Myth: Vaping is safer than smoking traditional cigarettes.
Fact: Although there are less chemicals in vaping liquids, users are still exposed to at least 42 potentially harmful chemicals and carcinogens.
Myth: Vaping is a smoking cessation aid.
Fact: Vaping is more common in teens than adults and 30.7 percent of e‑cigarette smokers begin smoking traditional cigarettes within six months. Ninety percent of smokers started smoking before the age of 19 and 40 percent of those did not smoke prior to vaping.
Vaping is recognized as a public health threat. The CDC reports that there were 36 million teen users in 2018 and that 4.9 percent of middle schoolers and 20.8 percent of high schoolers had vaped in the last 30 days.
Nicotine Exposure and Brain Development
Brain development continues until age 25. Nicotine affects brain circuits, which are responsible for attention, impulse control and learning. The drug also increases the risk for medical disorders such as cancer, heart disease, stroke and respiratory disease.
Lung Injury and Death
The CDC provides a weekly update to the total number of hospitalization cases associated with e‑cigarettes. As of November 5, 2019, approximately 2,051 cases of lung injuries have been reported as well as 39 deaths.
What Can You Do
Prevention is key to slowing the growth of vaping in teens. Talking to your teens is the first step toward introducing them to the dangers of vaping.

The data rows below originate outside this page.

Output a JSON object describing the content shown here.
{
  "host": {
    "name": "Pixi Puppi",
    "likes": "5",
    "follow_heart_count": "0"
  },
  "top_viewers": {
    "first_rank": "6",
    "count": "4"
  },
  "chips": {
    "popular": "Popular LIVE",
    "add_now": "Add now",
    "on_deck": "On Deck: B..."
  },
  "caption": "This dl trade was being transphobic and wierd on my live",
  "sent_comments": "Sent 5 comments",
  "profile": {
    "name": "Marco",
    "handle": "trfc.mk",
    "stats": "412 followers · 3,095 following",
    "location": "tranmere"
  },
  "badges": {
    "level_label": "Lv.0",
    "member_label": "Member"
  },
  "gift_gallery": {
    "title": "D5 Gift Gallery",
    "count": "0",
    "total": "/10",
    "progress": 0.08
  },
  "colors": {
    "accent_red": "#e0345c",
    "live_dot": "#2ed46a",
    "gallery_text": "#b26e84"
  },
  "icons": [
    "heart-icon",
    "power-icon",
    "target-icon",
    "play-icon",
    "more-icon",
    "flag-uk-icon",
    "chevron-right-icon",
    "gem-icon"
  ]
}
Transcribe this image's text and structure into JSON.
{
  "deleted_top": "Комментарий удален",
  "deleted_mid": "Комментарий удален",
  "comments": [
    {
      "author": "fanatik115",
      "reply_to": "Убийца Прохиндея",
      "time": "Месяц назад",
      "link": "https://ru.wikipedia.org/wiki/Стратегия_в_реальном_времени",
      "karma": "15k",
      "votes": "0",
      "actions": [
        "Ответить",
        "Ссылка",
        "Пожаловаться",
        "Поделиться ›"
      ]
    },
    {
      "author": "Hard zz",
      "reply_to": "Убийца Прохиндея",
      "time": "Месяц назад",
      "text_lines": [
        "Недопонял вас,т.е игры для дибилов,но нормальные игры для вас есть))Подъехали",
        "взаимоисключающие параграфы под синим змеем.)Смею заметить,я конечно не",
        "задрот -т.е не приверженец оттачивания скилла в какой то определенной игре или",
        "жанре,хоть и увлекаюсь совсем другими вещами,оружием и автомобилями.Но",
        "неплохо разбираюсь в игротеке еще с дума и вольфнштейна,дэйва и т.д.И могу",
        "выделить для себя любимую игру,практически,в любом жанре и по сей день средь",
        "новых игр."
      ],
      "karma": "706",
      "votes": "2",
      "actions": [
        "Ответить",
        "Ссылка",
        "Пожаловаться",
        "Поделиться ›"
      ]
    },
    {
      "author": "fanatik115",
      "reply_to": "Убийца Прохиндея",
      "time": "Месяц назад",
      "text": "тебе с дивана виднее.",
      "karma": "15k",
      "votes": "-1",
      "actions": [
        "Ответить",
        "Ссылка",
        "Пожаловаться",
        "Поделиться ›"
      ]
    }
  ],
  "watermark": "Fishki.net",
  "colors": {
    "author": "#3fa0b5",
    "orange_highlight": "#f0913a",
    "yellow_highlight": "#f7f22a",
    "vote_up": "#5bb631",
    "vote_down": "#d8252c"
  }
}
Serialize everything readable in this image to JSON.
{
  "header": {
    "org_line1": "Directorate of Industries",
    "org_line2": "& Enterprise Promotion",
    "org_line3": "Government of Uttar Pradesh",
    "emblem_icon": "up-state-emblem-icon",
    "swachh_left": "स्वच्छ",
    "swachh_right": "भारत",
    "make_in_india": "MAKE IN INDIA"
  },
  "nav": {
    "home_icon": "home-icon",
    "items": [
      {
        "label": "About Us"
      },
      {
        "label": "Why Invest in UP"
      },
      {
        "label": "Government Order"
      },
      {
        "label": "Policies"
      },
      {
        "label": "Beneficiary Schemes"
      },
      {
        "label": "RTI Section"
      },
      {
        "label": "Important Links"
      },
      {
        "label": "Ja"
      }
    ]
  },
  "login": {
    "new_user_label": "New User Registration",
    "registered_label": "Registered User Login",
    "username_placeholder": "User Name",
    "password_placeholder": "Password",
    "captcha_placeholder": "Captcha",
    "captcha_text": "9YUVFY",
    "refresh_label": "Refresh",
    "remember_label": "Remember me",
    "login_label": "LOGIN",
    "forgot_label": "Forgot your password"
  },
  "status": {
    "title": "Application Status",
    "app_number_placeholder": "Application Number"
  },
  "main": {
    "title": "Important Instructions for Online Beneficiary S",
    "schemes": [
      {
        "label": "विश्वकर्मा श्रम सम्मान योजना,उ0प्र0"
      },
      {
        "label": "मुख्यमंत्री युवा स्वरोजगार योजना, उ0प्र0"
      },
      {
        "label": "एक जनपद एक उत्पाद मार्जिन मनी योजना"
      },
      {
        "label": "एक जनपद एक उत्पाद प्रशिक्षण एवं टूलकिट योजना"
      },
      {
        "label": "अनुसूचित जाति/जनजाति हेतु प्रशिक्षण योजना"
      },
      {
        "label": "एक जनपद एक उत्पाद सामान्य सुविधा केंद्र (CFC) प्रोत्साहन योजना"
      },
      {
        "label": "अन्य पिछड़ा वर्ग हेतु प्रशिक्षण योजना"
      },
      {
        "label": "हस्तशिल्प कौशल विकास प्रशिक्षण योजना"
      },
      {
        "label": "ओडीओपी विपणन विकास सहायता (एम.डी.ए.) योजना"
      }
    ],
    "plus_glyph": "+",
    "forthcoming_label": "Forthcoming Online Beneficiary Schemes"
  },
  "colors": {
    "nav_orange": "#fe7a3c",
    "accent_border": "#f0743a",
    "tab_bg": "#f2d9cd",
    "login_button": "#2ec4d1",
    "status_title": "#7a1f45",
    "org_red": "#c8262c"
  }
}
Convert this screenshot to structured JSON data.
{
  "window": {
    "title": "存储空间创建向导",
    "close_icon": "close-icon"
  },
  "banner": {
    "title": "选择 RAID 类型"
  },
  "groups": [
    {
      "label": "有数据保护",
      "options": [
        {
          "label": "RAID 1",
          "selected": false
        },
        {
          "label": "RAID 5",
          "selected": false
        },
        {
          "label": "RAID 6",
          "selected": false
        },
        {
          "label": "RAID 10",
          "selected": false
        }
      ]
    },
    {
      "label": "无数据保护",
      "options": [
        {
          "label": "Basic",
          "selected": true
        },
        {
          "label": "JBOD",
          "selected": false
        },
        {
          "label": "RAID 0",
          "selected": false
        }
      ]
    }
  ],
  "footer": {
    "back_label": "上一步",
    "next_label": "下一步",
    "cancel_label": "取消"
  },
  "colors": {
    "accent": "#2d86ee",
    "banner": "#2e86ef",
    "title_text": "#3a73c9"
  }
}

The CDC offers tips on ways to start the conversation, such as:
Arm Yourself with Facts
Do your homework and research credible sites for facts, statistics and other information.
Start the Conversation
Keep in mind that your goal is to encourage a conversation. Finding the right moment can go a long way in supporting an open dialogue. Be prepared to answer their questions and to share experiences you may have had.
Ask your teens questions, such as what have they heard about vaping or if their friends have tried it, and then let them talk. Aim to hear them without judgement and understand that the conversation may take place over an extended period of time.
Talk to your teens about the dangers of vaping to empower them with knowledge and facts. Your pediatrician can provide tips on how to start the conversation and provide your teen with facts about the risks of vaping. To schedule an appointment with a pediatrician, please call 1.888.MY.DMG.DR (1.888.693.6437) or schedule an appointment online.